This omnibus volume collects under a single cover the entire oeuvre of writings by Jan Louis Perkowski on the vampire theme in mythology and folklore, including his three previously published monographs (Vampires, Dwarves, and Witches Among the Ontario Kashubs, 1972; Vampires of the Slavs, 1976; and The Darkling: A Treatise on Slavic Vampirism, 1989), in addition to 18 previously uncollected articles on the subject, one newly written for this volume.

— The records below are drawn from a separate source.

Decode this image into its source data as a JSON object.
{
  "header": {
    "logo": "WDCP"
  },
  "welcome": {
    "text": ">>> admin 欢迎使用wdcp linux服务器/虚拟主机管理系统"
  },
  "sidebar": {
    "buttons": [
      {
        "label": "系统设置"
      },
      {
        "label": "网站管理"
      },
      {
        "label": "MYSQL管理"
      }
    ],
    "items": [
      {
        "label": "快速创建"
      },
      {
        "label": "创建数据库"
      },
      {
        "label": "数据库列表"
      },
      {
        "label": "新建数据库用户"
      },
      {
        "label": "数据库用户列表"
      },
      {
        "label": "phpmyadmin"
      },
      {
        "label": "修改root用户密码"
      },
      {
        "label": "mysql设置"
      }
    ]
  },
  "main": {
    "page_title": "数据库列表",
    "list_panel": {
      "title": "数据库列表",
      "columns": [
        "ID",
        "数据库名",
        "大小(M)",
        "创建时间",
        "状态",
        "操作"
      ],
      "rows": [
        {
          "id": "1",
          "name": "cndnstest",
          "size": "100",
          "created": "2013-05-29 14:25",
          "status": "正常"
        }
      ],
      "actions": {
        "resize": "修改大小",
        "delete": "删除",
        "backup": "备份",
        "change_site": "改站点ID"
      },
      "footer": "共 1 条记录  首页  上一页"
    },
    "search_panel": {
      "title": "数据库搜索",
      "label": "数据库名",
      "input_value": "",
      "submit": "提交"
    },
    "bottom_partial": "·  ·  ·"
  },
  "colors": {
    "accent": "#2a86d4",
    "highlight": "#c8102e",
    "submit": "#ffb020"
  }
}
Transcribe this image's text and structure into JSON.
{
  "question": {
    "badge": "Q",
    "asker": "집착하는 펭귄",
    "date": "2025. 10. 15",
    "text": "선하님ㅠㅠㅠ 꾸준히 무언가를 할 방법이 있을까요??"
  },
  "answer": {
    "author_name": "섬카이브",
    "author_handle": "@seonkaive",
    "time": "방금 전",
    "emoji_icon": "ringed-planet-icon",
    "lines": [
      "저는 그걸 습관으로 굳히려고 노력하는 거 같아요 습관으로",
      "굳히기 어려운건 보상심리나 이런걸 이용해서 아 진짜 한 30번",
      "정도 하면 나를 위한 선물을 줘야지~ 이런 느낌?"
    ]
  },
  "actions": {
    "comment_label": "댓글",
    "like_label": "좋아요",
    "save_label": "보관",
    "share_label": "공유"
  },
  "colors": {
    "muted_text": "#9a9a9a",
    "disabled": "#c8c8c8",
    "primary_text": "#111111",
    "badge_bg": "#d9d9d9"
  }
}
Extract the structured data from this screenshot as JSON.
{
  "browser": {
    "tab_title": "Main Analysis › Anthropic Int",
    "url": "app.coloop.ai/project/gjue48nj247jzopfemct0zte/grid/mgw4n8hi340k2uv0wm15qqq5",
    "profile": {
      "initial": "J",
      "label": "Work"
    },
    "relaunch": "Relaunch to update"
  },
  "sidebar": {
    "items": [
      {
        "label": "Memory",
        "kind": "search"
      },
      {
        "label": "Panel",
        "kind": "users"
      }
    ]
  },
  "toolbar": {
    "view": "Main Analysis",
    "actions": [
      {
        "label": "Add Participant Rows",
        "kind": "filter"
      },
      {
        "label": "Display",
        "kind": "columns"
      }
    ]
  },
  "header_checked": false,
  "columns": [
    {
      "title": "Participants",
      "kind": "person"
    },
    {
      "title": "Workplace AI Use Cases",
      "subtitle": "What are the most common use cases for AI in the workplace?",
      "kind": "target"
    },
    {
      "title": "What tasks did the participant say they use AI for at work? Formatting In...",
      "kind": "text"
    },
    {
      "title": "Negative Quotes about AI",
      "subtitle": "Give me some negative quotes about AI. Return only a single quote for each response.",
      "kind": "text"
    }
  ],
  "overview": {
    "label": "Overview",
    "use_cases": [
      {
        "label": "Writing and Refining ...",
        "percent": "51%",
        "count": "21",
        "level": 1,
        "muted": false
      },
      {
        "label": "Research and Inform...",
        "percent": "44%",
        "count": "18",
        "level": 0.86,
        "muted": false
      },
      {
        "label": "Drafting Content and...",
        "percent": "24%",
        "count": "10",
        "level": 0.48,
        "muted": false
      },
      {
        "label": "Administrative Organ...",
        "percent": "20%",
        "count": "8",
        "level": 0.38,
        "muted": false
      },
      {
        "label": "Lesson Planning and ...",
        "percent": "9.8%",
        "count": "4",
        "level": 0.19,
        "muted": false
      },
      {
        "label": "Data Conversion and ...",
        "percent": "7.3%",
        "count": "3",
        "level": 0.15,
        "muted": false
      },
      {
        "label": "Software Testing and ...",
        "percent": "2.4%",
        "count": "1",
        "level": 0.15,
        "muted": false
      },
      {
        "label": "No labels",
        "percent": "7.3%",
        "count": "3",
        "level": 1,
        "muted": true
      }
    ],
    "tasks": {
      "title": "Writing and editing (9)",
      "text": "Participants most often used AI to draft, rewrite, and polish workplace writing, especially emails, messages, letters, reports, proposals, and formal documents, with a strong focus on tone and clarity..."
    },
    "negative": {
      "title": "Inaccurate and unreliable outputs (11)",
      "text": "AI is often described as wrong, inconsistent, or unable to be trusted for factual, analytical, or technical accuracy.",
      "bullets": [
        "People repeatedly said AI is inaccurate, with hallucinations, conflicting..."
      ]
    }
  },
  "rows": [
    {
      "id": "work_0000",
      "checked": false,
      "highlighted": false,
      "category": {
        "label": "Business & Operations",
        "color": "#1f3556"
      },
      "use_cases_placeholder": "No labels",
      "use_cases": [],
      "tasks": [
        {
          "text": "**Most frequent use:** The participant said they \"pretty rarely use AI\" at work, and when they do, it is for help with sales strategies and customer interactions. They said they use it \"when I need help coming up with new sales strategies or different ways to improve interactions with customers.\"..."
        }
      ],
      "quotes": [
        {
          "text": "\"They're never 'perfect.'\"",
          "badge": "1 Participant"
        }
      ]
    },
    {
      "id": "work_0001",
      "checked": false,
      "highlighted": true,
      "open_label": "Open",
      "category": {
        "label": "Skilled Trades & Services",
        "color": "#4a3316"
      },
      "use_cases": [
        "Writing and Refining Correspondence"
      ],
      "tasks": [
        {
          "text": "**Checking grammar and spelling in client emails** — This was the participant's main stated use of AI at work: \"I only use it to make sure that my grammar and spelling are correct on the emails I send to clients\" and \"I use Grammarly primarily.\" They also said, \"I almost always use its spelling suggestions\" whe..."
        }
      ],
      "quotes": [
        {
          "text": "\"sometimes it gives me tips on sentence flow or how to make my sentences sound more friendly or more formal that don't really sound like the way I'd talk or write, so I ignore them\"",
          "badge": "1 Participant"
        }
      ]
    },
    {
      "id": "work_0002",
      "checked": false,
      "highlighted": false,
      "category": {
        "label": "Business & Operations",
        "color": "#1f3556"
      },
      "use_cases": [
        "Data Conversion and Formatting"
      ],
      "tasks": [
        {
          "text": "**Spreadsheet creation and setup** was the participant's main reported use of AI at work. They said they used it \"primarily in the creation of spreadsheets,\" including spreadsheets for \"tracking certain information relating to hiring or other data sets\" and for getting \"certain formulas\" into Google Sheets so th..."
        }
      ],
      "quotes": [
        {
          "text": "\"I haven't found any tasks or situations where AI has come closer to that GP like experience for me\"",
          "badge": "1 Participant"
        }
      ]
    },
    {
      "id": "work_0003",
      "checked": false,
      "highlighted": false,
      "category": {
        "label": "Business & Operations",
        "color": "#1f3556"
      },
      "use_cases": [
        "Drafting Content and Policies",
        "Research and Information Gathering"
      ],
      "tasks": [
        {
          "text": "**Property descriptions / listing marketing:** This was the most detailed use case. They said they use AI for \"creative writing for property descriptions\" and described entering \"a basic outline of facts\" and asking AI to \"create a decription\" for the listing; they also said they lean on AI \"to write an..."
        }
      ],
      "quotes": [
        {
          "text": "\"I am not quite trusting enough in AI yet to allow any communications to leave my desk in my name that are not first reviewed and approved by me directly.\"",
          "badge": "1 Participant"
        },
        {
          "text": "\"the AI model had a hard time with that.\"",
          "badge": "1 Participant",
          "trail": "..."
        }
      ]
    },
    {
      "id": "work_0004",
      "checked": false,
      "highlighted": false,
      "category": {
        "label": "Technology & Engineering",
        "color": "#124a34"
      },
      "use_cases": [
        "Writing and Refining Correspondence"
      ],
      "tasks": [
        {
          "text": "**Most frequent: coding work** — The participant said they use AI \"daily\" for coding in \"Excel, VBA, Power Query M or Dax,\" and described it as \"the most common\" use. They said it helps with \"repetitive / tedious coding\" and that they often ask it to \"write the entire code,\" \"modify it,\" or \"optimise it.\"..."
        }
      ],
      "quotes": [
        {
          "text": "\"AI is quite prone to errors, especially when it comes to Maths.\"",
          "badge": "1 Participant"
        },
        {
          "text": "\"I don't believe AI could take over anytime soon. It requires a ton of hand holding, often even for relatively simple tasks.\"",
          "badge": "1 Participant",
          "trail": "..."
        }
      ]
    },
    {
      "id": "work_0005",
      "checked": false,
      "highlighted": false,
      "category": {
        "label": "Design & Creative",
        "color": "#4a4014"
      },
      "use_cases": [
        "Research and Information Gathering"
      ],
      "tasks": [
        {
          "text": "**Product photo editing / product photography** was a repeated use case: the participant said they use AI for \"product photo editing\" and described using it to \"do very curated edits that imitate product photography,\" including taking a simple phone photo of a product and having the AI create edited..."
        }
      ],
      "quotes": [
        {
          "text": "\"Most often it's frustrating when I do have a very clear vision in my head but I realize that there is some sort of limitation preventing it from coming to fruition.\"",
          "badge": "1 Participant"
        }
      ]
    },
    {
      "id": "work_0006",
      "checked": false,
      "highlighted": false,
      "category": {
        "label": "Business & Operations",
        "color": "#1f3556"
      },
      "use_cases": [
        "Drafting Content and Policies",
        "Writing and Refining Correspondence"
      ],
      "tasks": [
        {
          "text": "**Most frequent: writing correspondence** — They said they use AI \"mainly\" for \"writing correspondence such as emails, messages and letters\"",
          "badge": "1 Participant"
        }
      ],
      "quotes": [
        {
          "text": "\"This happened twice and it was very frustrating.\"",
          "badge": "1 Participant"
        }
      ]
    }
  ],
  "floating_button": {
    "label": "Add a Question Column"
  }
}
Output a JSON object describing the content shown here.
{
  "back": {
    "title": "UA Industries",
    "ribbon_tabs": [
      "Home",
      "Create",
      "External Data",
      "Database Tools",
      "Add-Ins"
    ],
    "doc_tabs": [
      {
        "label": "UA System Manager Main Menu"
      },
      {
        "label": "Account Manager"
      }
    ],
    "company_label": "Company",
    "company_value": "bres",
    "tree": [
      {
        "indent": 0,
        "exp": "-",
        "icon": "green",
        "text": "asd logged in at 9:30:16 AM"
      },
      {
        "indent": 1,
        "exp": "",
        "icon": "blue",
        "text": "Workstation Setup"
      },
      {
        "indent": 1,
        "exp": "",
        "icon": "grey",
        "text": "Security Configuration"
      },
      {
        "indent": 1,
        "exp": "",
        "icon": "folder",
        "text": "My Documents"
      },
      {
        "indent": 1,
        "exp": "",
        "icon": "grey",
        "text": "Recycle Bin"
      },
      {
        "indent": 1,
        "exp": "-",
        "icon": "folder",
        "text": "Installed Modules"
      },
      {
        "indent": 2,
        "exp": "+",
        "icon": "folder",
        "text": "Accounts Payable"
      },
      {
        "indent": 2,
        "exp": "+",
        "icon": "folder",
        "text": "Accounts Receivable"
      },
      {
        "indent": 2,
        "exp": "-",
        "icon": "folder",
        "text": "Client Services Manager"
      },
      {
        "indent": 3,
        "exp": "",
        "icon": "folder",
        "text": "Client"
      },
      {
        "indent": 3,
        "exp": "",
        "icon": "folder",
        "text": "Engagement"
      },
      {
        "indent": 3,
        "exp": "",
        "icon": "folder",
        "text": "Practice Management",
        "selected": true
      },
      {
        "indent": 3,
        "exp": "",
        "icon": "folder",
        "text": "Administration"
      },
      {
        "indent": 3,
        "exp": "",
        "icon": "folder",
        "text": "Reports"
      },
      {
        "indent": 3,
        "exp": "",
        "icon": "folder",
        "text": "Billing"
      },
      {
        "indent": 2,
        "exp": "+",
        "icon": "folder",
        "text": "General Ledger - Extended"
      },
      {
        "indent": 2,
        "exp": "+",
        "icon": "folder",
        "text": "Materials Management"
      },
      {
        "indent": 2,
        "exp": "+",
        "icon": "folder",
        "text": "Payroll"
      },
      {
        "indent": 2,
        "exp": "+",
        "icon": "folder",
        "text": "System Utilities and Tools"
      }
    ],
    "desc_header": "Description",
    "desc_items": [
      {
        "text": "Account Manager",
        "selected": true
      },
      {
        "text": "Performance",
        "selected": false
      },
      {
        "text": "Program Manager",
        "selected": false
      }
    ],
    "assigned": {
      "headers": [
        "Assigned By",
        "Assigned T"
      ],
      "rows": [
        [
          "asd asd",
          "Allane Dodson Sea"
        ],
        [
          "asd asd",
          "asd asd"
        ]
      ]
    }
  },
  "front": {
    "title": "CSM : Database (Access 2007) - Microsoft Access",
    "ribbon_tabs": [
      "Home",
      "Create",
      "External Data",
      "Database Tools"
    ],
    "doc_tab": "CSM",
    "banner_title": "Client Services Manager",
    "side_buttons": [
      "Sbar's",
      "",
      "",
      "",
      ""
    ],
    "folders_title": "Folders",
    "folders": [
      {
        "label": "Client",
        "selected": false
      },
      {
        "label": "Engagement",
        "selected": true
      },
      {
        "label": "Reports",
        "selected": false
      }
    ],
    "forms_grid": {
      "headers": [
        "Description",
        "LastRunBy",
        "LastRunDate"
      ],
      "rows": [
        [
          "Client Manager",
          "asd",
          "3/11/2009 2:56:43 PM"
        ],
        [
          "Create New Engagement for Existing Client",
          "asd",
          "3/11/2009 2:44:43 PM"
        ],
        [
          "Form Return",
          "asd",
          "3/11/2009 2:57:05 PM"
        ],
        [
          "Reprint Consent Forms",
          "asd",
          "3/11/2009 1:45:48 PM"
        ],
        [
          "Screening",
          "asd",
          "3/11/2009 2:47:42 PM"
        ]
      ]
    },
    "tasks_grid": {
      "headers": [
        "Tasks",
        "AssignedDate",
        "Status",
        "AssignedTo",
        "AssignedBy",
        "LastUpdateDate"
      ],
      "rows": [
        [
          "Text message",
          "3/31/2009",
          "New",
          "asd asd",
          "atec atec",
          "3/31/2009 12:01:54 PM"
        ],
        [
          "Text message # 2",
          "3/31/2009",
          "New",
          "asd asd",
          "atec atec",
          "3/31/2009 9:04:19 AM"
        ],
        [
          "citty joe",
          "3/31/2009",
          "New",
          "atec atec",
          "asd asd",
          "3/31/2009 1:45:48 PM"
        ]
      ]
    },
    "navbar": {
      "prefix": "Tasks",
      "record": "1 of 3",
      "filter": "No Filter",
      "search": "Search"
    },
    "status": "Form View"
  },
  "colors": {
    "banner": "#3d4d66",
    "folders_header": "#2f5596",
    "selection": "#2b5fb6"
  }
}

As Bruce McClelland notes in his Preface to the volume, in the folklore of the Slavs, the vampire plays a specific role in a broader system of folk belief. Where in the West, the vampire is utterly monstrous, the symbol of pure evil and darkness that is nevertheless romanticized and eroticized, its moral status is more nuanced and ambiguous in the Slavic conception. Yet the ancient Slavic folkloric vampire represents the historical basis of the pop cultural vampire about which movies, television shows, and video games are still being profitably made. Some of the materials here are enormously useful because they reveal historical stages in the conception of the vampire that are quite different from what most would know about the vampire who are familiar only with the Western literary tradition. This corrective aspect of Perkowski’s Vampires, which exposes a tradition directly linked to Balkan or at any rate Slavic folklore that follows a path that is quite independent of the 19th-century literary/metaphoric notions of the vampire, has had a difficult time getting traction in popular consciousness in the West, which suggests an entrenchment of the Romantic and Gothic traditions, and a concomitant resistance to correction by legitimate ethnographic research.